Nice piece on synthetic biology by Adam Rutherford:
But Freckles is a long way from normal. She is an extraordinary creation, an animal that could not have existed at any point in history before the 21st century. She is all goat, but she has something extra in every one of her cells: Freckles is also part spider.
UPDATE (2012-01-14): A knowledgeable reader writes:
Ah, journalists! What do transgenic animals have to do with synthetic biology? Absolutely nothing, in fact. And the hyperbole fails, too. If the protein was human instead of arachnid (as is the with many cows now), that goat would be part human then? Which would then mean that a lot of bacterial, insect and mouse cells I grow in the lab are part human, too! Woo-hoo! Meet Dima Klenchin, a synthetic biologist...
And Venter Institute's bacterium is not a synthetic life by any stretch of imagination and neither is anything else described in the article (modifying microorganisms for industrial production is about two decades old news). In fact, "synthetic biology" seems to be simply a new buzz word to get funding easier. You see, "transgenic organisms" is getting too routine and stale from the funding point of view and "nanotechnology" too has been overused to the point of losing much of its buzz power as well. So pharmacology is now "chemical biology" and gene engineering is now "synthetic biology".

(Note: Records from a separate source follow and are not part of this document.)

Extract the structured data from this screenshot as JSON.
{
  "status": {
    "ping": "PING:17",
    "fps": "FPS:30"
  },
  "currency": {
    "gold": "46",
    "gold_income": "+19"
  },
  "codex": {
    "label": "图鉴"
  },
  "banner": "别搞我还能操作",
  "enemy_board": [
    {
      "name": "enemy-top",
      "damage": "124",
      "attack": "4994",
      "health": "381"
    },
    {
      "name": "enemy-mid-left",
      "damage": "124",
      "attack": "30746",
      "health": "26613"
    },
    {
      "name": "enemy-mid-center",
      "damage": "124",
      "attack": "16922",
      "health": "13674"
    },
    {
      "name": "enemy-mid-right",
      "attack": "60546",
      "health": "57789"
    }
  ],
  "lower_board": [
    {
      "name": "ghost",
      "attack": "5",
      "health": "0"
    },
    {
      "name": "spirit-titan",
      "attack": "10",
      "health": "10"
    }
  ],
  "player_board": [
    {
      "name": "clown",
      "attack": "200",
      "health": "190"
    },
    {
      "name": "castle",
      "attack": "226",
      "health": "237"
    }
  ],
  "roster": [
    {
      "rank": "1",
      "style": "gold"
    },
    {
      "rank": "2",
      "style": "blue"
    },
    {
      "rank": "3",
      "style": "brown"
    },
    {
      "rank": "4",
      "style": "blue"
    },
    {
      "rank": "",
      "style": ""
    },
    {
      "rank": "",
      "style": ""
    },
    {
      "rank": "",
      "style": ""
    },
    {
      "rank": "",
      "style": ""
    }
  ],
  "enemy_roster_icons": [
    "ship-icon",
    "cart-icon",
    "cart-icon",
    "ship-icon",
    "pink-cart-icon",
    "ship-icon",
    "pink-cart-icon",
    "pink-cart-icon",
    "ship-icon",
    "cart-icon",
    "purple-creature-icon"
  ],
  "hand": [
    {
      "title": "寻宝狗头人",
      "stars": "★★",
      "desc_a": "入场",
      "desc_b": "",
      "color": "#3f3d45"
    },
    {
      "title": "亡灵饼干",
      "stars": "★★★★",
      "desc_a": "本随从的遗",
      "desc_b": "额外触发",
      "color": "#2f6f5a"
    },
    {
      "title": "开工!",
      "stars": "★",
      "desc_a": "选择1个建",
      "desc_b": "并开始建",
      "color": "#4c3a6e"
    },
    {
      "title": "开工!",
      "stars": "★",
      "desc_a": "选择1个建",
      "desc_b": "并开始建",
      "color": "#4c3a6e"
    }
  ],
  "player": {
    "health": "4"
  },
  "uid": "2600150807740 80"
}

As for the truly synthetic life, we are finding that it is a very hard going. Everyone would be enormously impressed by a single brand new enzyme or a metabolic pathway (no aping from existing prototypes in nature). Alas, even that turns out to be easier said than done. But fear not - all those computer scientists and physicists will soon, veeeery soon, come to the rescue. :-)
I thought it was a fun article but your points are well taken. I think that there is a faction who are trying to "define down" the term synthetic biology so it applies to everything from recombinant DNA upward. Venter obviously hasn't helped matters by trying to lower the bar for an artificial life form.
But maintaining any useful distinction may become impossible anyway if molecular machines can be made to interact in any useful way with endogenous genomes. Of course if they make spider silk comes straight out the goat's udder it would be more awesome than tomacco!